    provides support for working with Web services created in all modern programming languages.
    Applications and Web services created in one language can be programmed against and debugged in any
    other language supported by Visual Studio .NET. This greatly enhances the ability to use existing Web
    services to build new and exciting solutions. Transform Applications into Web Services Visual
    Studio .NET automatically creates the necessary XML and SOAP interface needed to turn an application
    into a Web service. Developers can concentrate on building the application, not on the plumbing for the
    Web service. Reuse Existing Web Services Developing with Web services is similar to developing with
    components. Visual Studio .NET gives developers the ease of importing Web services or using Web
    services hosted remotely and programming against them as they would a COM element today, saving time
    and giving developers the opportunity to concentrate on core functionality. Microsoft .NET Framework
    and Microsoft .NET Compact Framework The .NET Framework, and the device-focused .NET Compact
    Framework, are high-productivity, standards-based, multi-language application execution environments
    that handle essential plumbing chores and ease deployment. The application execution environment
    manages memory, addresses versioning issues, and improves the reliability, scalability, and security of
    your application. Components include the common language runtime, a rich set of class libraries for
    building Web services, and Microsoft ASP.NET. The common language runtime is the engine in the .NET
    Framework that provides a managed execution environment, which is protected by industry-standard
    technologies, and is designed to support developers using many different languages to create
    applications.

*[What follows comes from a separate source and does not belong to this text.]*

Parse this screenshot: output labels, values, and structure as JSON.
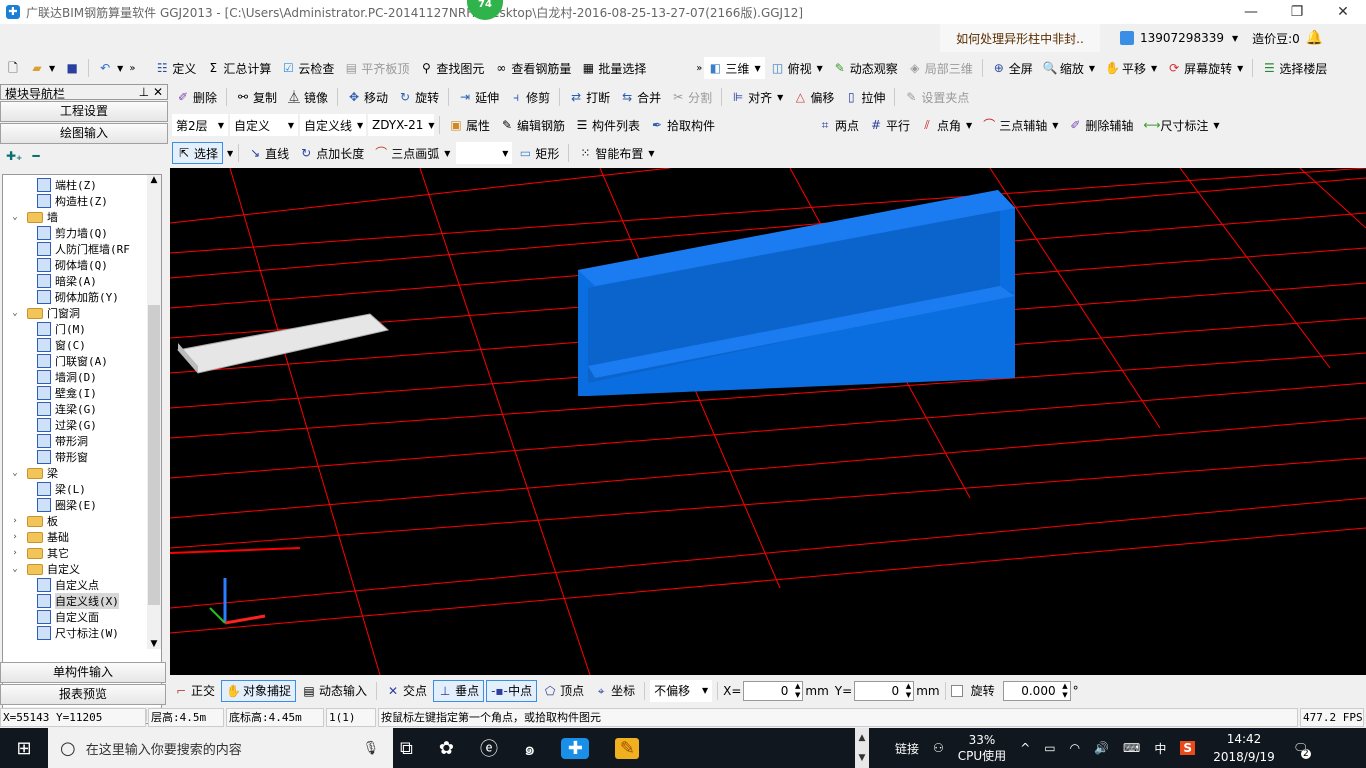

    Code:

    + Default.aspx.cs 

    + Default.aspx 

    Read more...